▸ Records for the exercise:
-- Opening Marker --

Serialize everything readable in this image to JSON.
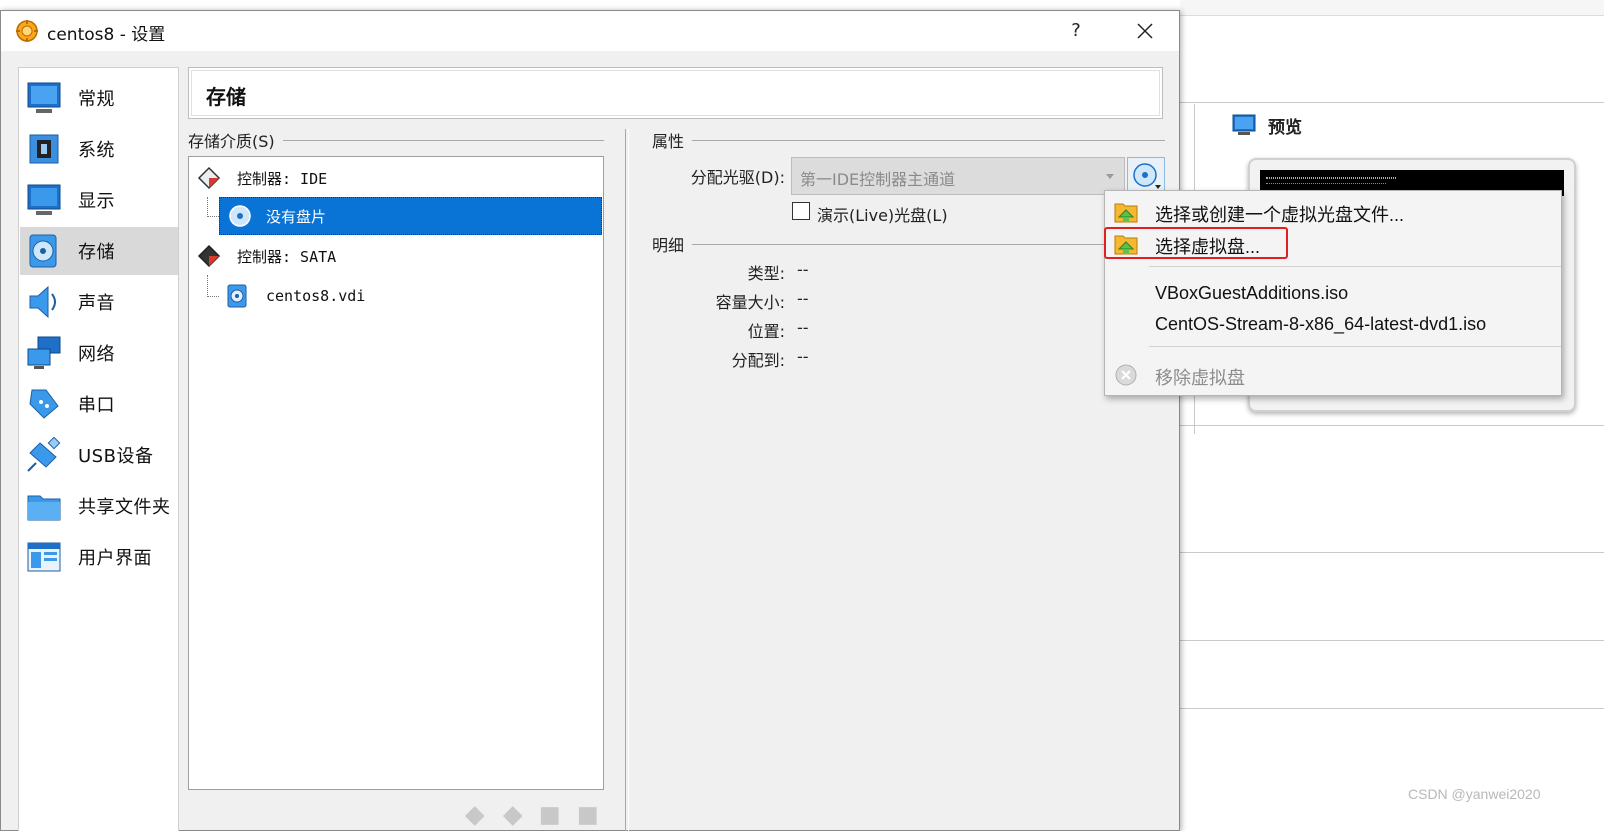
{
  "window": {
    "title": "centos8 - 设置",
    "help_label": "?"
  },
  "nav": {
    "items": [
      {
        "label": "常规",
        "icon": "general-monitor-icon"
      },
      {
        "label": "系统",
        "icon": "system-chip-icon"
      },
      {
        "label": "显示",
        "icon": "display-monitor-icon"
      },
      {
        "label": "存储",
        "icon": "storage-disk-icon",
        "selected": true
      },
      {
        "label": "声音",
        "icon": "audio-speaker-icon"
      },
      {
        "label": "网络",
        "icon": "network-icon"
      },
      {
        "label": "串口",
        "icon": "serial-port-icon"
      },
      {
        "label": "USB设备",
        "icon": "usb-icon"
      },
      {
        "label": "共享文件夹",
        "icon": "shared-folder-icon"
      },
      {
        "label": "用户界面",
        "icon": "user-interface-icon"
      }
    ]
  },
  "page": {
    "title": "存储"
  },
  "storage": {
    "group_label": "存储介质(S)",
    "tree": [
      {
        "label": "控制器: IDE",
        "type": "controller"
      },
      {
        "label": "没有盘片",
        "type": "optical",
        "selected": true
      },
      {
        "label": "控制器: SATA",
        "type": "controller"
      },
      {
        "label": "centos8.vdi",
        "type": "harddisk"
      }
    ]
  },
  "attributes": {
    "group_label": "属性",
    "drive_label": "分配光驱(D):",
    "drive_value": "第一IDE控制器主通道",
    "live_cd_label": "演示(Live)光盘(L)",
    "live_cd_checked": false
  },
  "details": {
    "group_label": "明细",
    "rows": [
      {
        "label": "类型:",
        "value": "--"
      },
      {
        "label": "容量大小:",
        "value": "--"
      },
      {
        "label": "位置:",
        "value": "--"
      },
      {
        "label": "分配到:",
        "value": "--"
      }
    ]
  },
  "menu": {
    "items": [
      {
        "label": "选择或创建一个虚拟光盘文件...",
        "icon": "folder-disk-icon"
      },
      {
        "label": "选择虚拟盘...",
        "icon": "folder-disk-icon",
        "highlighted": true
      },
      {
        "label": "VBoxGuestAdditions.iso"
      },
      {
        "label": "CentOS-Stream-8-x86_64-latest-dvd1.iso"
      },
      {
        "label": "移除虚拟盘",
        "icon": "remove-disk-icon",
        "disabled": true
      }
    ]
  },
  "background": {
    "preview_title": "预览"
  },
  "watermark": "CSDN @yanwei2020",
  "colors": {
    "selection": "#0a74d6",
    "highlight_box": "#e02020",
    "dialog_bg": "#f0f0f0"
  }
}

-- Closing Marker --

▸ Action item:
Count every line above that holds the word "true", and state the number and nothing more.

▸ Answer space:
4